We all know dogs shouldn’t be left in hot cars. Similarly dogs can suffer from heatstroke on their walks. If it’s going to be very hot, change up your walking routine to avoid the sun at its hottest. It’s best to go for a 20-30-minute walk in the early morning and late evening.
The ground can get incredibly hot and scorch our dog’s paws. As a general rule, if it’s too hot for you to comfortably have your hand on the floor, it’s too hot for your dog. Plan a route that involves shade and hydration. It’s a good idea to bring a big water bottle and umbrella with you.
Walking your dog in winter, come rain or snow
Rain or snow is usually no deterrent to a daring dog. You can try to reduce their exposure to the elements by choosing to walk in places that have some shelter, like big trees or covered outdoor areas. Being out for long periods of time in lots of cold rain or snow could cause hypothermia so put on the pooch’s waterproof jacket if they need to wear one.
Some dogs love to dress up. Others like Smudge don’t. But in cold, wet weather outdoor clothing is your friend particularly for short coated breeds like greyhounds. Keep them warm with an appropriate jumper or coat.

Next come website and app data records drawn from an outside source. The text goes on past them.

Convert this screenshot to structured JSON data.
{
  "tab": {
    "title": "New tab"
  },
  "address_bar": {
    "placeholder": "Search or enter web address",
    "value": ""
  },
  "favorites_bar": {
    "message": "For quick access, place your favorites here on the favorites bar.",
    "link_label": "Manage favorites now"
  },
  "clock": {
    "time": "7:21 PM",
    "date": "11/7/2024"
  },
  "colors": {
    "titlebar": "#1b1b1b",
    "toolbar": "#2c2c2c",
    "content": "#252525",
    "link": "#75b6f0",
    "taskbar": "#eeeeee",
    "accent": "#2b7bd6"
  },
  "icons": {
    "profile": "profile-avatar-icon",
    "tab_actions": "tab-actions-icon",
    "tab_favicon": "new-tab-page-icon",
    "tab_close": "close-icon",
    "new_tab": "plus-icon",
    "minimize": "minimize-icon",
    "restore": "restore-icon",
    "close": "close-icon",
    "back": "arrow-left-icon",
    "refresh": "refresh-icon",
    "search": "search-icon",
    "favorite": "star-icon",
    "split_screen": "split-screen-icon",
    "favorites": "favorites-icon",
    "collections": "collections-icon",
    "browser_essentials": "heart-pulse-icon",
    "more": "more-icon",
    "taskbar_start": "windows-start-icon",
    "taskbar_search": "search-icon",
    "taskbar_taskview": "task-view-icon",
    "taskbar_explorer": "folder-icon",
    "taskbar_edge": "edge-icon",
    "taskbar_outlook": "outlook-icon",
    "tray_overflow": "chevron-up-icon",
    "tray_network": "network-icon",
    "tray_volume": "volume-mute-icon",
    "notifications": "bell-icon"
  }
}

When it snows, for some dogs like lhasa apsos, snow can get stuck in their fur restricting their movement. It might sound counterintuitive but its best to keep the fur around their feet nice and trim during the winter to help here. Similarly, to hot weather burning their paws, you wouldn’t want them to get frost bite. Fret not booties are here and will keep their tootsies nice and snug. If your dog really opposes to booties try to find a clearer path for walks and always towel dry a wet dog when you get in.
Indoor exercise for your dog
As well as their daily walkies, you can also exercise your dog inside. For dogs that can take on stairs, chasing a ball up your stairs is a great game; just make sure the stairs are carpeted and clear of any hazards to ensure they can’t trip or hurt themselves e.g. check for snagged carpet.
Even if you live in a bungalow, there’s still plenty of exercise oppawtunities. Fetch can be played in the rooms where you don’t keep your priceless ornaments and you can create obstacle courses with cushions, boxes and blankets for your hound to race around. Dogs love playing with toys and they can also burn calories playing games with you like hide and seek. You can even train your dog to help you with tasks around the house, like bringing dirty clothes to you ready for washing.
Doggy day out. Take your furball for a walk around your local large pet store. It’s another way to get them moving and a chance for them to enjoy a leisurely stroll that has endless amusements to sniff and discover.
Remember every dog is different. Certain types of exercise are not suitable for certain types of dogs. If in doubt, speak to your vet. They’ll help put together an exercise plan that’s appropriate for your dog.
How to get enough exercise for your dog when you work
Fitting in dog exercise when you work full time can be a challenge. For the time poor pet pawrent thankfully there are options.
It’s important for your pooch’s health and wellbeing that they aren’t bored and although they can be left alone, this should be for as short a time as possible i.e. less than 4 hours.
Are you an early riser? And like to exercise in the morning? Morning walkies and play with your dog is a great stress reliever to ease you in and out of the working day.
For most of Smudge’s life we’ve had jobs where she could join us at work and play with our colleagues or other dogs. When we weren’t able to, we used a doggy day care. These can vary significantly in cost and quality so shop around. And there’s also the option of a dog walker although we found it wasn’t much more expensive to have Smudge looked after for the whole day at our local doggy day care and we’d get pupdates with photos of her on her walks.
These things can add up, so it’s worth checking with your friendly neighbours to see if they can look after your pooch whilst you’re at work.
This might be a stretch depending on your workplace but what if Bring Your Dog to Work Day was every day? If your employer can be persuaded that productivity will soar with the addition of a friendly fluffball in the office this is a great get around. If you have an option to work from home, even just once a week, this is another avenue to explore.